▶ [EXTRACTED ENTRIES]
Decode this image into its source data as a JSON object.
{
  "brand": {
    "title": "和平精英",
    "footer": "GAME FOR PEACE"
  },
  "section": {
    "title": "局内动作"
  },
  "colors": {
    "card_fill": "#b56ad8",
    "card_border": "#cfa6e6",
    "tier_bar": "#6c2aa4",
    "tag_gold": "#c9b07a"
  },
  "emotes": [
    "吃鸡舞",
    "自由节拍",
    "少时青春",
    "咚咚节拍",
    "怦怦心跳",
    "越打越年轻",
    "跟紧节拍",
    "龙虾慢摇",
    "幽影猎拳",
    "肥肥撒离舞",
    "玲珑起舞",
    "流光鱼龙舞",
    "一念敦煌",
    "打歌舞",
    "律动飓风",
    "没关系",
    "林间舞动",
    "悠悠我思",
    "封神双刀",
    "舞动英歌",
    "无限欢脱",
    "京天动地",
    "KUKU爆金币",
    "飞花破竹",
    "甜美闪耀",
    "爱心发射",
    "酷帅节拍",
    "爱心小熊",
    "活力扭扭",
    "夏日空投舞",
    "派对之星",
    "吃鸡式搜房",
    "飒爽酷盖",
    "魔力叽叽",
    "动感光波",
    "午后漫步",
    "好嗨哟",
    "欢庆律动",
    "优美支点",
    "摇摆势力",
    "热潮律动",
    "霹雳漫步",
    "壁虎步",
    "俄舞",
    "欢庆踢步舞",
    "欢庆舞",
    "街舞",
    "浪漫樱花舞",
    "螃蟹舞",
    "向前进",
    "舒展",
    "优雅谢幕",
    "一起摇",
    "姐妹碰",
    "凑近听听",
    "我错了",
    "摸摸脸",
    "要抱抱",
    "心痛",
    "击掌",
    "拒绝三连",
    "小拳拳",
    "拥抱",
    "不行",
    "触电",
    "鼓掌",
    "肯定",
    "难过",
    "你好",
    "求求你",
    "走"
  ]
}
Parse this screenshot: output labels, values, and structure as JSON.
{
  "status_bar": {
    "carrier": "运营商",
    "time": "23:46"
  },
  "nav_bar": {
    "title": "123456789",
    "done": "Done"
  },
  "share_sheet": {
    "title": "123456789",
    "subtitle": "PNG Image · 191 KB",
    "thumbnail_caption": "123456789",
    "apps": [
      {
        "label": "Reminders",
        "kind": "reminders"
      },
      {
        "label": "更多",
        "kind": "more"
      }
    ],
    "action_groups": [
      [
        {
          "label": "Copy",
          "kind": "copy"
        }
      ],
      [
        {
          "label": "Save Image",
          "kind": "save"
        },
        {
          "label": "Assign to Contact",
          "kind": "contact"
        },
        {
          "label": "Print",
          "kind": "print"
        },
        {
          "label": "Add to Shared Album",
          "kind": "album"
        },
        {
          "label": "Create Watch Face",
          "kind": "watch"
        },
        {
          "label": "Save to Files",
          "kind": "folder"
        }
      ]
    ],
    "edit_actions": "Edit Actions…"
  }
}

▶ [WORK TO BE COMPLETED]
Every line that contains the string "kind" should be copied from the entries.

▶ [OUTPUT OF THE TASK]
        "kind": "reminders"
        "kind": "more"
          "kind": "copy"
          "kind": "save"
          "kind": "contact"
          "kind": "print"
          "kind": "album"
          "kind": "watch"
          "kind": "folder"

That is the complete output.